Merck Manual

Please confirm that you are not located inside the Russian Federation

honeypot link
Quick Facts

Acute Hepatitis


The Manual's Editorial Staff

Last full review/revision Jun 2021| Content last modified Jun 2021
Click here for the Professional Version
Get the full details

What is acute hepatitis?

Hepatitis is inflammation (swelling) of your liver. An acute illness is one that comes on quickly and goes away quickly. Acute hepatitis sometimes becomes chronic hepatitis Chronic Hepatitis Hepatitis is inflammation (swelling) of the liver. A chronic illness is one that lasts a long time or may not go away at all. Chronic hepatitis lasts for 6 months or longer. Chronic hepatitis... read more . A chronic illness is one that lasts a long time.

  • Acute hepatitis is often caused by a viral infection

  • Your symptoms can range from mild and flu-like to severe and life-threatening

  • Doctors do blood tests to see if you have acute hepatitis and what virus is the cause

  • You can get vaccines (shots) to prevent some types of viral hepatitis

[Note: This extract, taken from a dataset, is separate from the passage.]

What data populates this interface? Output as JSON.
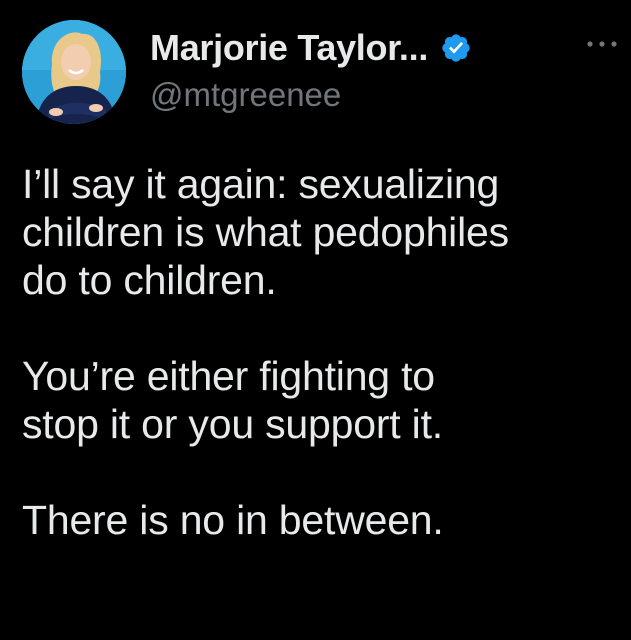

  • Certain activities, like getting tattoos or piercings, sharing needles to inject drugs, or having several sex partners, raise your risk of getting hepatitis

What causes acute hepatitis?

  • There are 5 types of hepatitis virus that can cause acute viral hepatitis, and they're known as A, B, C, D, and E

  • Hepatitis A virus is the most common cause of hepatitis

  • Hepatitis B virus is the second most common cause

The different hepatitis viruses spread in different ways:

  • Hepatitis A: through water or food contaminated by stool (poop) from infected people

  • Hepatitis B: through contact with blood or body fluids from infected people, for example, by having sex or sharing needles (to use drugs or get tattoos)—also, a pregnant woman can pass hepatitis B to her baby

  • Hepatitis C: through contact with blood from infected people, for example, by sharing needles—having sex usually doesn't transmit hepatitis C

  • Hepatitis D: Same as hepatitis B

  • Hepatitis E: Same as hepatitis A

What are the symptoms of acute hepatitis?

You may have no symptoms at all, or you may have symptoms like:

Many symptoms usually go away in 3 to 10 days, and you start to feel better. The yellowing of your skin and eyes can last 2 to 4 weeks.

What are the complications of acute hepatitis?

How can doctors tell if I have acute hepatitis?

Doctors will:

  • Do blood tests to see how well your liver is working and check for hepatitis viruses

  • Occasionally, do a biopsy of your liver by taking a sample of it with a needle to look at under a microscope

How do doctors treat acute hepatitis?

If you have mild acute viral hepatitis:

  • You'll probably recover in 4 to 8 weeks with no special treatment

  • Your doctor will ask you not to drink alcohol or take certain drugs until you're healthy

If you have severe acute viral hepatitis, you may need:

How can I prevent acute hepatitis?

You can get shots (vaccines) to prevent infections from hepatitis A or B. People in China also can get shots for hepatitis E.

If you may have been in contact with someone with hepatitis A or B, you can get a shot that helps fight the infection.

You can also help prevent acute viral hepatitis if you:

  • Wash your hands thoroughly before you touch food

  • Don’t share toothbrushes, razors, or other things that could get blood on them from other people

  • Practice safe sex, such as using a condom

  • Limit the number of people you have sex with

  • Don’t share needles to inject drugs

NOTE: This is the Consumer Version. DOCTORS: Click here for the Professional Version
Click here for the Professional Version


Others also read

Test your knowledge

Fractures of the Jaw and Midface
Fractures to one or more facial structures can result from a single injury. Jaw fractures may occur to the mandible, or lower jaw, or to the maxilla, bone of the upper jaw. Other structures susceptible to fracture include the eye sockets, nose, and cheek bones. Which of the following facial structures is most likely to fracture if a person falls from a great height or hits the windshield of a car face-first during a motor vehicle accident?
Download the Manuals App iOS ANDROID
Download the Manuals App iOS ANDROID
Download the Manuals App iOS ANDROID

Also of Interest

Download the Manuals App iOS ANDROID
Download the Manuals App iOS ANDROID
Download the Manuals App iOS ANDROID